The Real Deal New York

Do-nothing landlords face penalties under bill

But some say fees will make it harder for building repairs to be made
May 14, 2014 10:15AM

City Council members Ritchie Torres and Antonio Reynoso are set to unveil a bill today that would enact harsher penalties for some of the city’s worst landlords.

The bill, called the Quality Housing Act, would double the size of the Alternative Enforcement Program, which pinpoints properties with the most violations. Landlords who fail recurring inspections for the same violation would be hit with fees. Currently, it’s up to the Housing Preservation and Development Department or the tenants to take the landlord to court, the Wall Street Journal reported. Landlord advocates said the extra fees will make it harder for them to pay for building repairs.

“In a situation where the rents themselves are too low or you have tenants who have withheld rent for a variety of reasons, instead of trying to identify the owner as a bad guy, the solution is for the city…to come in and try to find out what the hell is going on,” Joseph Strasburg of the Rent Stabilization Association told the Journal. [WSJ]Mark Maurer
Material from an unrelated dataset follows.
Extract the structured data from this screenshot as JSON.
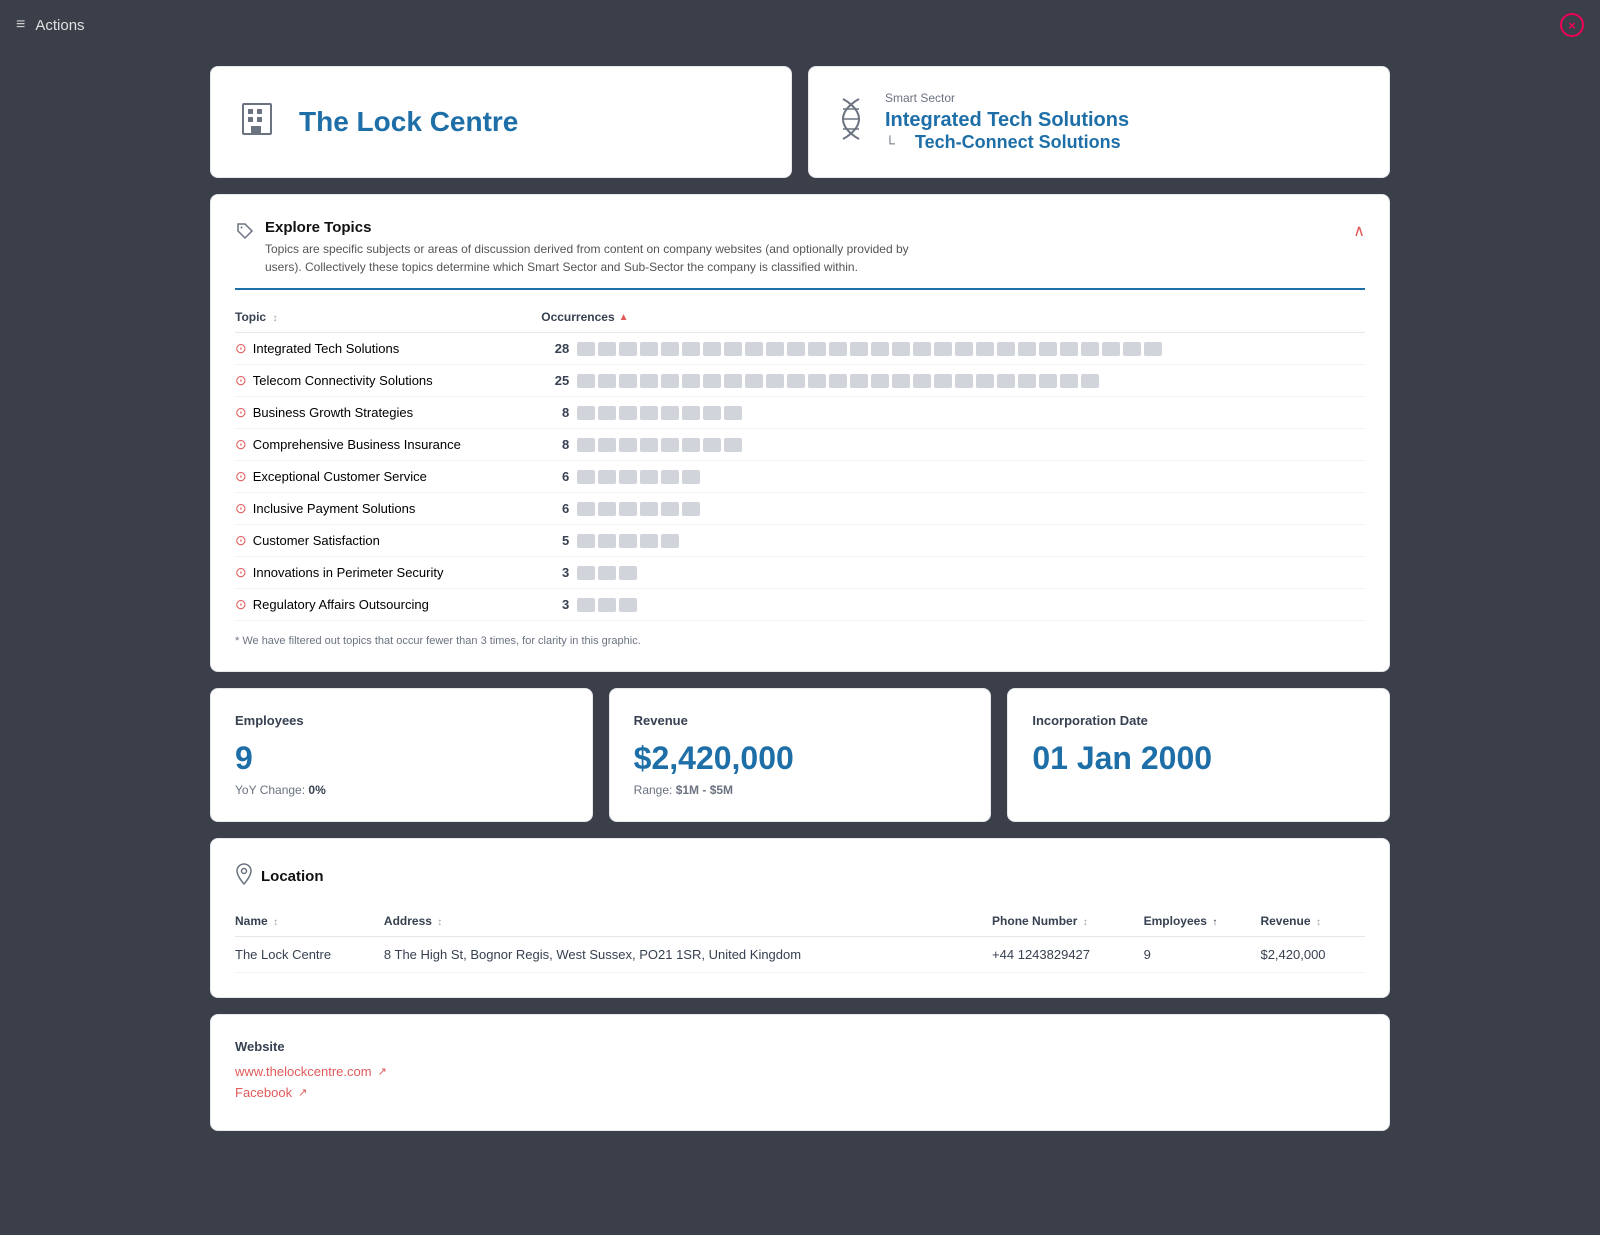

  • TefExpat

    THE NEW BABY DADDIES ARE HERE!! (Formerly known as landlords). Housing and breeding Democratic voters for these ‘lawmakers.’ Got it.

  • Flipoutnyc

    doesn’t Antonio Reynoso have a stpid look on his face or the new law that makes him look stpid

  • oh well

    Isn’t it going to be impossible to make repairs if the money is earmarked to paying punitive fees instead?

    And didn’t the city up its budget to afford more lawyers to review all these proposed bills?

    I guess if the city is intent in creating a situation where tenants are empowered to bankrupt rightful owners with costly repeated repair issues so that the tenants are justified in either purchasing the building for one dollar or a tenant advocate group gets to do so and then not have to pay the very same expenses in running the building, there is no objection by law enforcement, correct?

    • TefExpat

      Getting landlords out of the way for a tenant take-over is absolutely a City strategy.

  • JB

    Would like to see legislation that deals with the other side of the issue. Is the City still going to issue penalties when the repair has been completed, signed off by the tenant and then the tenant refuses access for HPD’s reinspection? That’s right. The violation stays on record even when the work is done. Note to the housing advocates and the legislators: when reviewing buildings with violations, look for the “No Access” moniker. Those are repairs have been done but HPD can’t verify it because the TENANT, not the landord, won’t allow access. Don’t just add up the numbers of A, B and C violations. Take the time to truly understand what is going on… for once.

  • SanFran is tougher on tenants

    There has to be quid quo pro penalty for tenants who repeatedly sabotage their apartments. There has to be something about tenants who create costly situations like removing bedrooms, flooding not just their apartments and the one below them but pouring hot water down the public stairways (on videotape) and installing illegal electrical situations that will cost more than their monthly rent to rectify if they refuse to make the corrections themselves.
    This is all about stealing the building for themselves when they will certainly have no problem converting into condos and selling their owned units (a dollar goes a long way in protenant NYC) so they can retire to Hong Kong.

    It’s not innocent, ignorant working class immigrants. They have to be held to the same standard of taking care of their rented premises as market rent tenants.